### Problem
Spot each line in the records below where the word "Recording" occurs, then copy it.

Start of Stored data

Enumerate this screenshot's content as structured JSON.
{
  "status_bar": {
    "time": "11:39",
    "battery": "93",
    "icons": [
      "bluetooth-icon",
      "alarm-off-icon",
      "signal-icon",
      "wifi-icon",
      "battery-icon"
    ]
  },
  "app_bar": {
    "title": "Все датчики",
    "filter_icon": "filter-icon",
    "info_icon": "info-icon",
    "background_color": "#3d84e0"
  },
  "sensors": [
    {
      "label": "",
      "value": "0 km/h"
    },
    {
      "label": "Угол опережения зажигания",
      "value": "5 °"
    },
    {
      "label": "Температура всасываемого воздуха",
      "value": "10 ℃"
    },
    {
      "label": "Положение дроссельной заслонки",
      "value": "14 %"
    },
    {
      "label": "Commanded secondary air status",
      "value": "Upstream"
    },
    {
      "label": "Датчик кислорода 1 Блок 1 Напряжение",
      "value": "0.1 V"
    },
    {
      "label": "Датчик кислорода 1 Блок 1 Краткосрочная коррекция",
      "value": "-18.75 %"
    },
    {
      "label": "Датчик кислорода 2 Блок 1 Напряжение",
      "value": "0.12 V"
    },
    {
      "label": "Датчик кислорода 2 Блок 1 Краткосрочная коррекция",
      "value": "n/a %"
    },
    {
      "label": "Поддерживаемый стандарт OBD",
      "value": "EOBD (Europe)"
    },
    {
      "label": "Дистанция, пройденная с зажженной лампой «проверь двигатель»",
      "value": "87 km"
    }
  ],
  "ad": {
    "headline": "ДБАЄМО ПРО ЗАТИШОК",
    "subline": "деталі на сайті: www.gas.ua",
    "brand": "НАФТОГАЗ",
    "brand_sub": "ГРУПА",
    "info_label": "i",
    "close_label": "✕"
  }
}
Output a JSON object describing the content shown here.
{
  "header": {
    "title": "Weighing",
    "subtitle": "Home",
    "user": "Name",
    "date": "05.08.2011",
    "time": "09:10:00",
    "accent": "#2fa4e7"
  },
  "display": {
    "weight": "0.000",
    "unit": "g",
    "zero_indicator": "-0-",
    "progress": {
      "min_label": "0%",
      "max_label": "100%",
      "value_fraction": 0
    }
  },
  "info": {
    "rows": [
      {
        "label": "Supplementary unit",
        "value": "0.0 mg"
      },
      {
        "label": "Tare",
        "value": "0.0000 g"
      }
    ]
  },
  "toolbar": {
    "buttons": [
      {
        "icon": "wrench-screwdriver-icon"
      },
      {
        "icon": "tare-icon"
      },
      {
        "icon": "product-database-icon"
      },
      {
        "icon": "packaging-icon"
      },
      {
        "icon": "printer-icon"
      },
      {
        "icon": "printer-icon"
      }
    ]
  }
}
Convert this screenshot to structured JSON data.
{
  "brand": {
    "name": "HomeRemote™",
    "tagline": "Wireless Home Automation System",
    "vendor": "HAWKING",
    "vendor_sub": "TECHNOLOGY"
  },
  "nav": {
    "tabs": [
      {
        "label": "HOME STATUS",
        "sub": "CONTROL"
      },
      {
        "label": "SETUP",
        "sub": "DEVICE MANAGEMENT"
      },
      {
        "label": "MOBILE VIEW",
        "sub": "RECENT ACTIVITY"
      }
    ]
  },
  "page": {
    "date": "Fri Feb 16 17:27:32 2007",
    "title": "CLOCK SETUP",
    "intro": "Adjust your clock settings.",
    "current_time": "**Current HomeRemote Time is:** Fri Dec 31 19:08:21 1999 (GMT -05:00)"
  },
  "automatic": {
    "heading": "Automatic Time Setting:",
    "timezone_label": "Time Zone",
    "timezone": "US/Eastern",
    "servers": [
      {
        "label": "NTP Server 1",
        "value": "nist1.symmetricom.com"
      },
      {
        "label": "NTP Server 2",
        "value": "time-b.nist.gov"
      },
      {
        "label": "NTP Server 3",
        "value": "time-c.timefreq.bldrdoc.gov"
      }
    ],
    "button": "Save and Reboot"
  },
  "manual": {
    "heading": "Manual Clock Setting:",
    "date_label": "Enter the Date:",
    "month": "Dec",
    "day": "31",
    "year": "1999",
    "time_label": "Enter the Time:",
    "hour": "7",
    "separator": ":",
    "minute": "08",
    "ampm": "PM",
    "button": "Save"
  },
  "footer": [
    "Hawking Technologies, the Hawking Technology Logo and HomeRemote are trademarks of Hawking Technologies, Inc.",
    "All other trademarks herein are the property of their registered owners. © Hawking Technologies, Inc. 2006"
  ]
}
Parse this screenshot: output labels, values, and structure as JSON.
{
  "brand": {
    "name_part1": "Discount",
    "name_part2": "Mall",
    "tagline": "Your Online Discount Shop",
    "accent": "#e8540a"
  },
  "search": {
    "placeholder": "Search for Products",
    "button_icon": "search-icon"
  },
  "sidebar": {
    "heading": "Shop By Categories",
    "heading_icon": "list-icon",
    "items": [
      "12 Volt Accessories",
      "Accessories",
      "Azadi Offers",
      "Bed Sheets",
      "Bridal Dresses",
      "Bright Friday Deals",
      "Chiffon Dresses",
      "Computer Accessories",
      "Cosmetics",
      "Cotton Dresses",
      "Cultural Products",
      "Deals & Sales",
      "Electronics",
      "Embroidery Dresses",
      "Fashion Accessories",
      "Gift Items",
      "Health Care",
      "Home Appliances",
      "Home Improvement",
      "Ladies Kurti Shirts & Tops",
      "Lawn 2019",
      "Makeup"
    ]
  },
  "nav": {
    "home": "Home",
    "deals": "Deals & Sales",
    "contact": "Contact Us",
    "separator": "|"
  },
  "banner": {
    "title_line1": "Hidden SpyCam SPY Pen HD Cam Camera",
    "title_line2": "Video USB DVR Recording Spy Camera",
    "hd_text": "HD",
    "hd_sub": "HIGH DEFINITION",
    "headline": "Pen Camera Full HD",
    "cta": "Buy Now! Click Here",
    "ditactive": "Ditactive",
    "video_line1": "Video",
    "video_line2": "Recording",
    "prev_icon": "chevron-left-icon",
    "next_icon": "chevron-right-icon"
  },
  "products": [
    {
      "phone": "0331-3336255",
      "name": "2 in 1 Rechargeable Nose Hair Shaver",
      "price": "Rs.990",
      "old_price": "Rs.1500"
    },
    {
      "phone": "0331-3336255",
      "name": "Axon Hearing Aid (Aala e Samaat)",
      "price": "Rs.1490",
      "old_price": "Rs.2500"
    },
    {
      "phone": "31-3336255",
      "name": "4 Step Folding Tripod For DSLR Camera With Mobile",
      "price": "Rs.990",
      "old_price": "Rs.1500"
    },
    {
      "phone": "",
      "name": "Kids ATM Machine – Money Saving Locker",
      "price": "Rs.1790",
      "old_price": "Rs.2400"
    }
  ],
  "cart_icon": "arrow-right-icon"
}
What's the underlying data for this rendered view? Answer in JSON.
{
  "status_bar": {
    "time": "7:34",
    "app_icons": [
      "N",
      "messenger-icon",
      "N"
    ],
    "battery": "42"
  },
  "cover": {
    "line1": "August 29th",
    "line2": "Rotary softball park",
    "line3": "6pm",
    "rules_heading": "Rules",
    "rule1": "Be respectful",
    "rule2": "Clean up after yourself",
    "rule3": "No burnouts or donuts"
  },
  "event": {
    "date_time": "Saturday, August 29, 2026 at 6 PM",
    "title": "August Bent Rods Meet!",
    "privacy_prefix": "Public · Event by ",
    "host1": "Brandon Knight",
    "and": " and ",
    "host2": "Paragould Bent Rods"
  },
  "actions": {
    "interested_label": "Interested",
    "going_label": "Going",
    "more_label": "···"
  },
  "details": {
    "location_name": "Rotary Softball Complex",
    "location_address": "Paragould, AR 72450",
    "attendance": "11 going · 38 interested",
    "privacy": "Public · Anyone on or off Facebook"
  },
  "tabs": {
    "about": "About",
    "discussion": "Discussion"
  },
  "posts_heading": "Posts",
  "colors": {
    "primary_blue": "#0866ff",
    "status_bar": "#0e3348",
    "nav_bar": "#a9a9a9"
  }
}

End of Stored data

### Completed task
    "title_line2": "Video USB DVR Recording Spy Camera",
    "video_line2": "Recording",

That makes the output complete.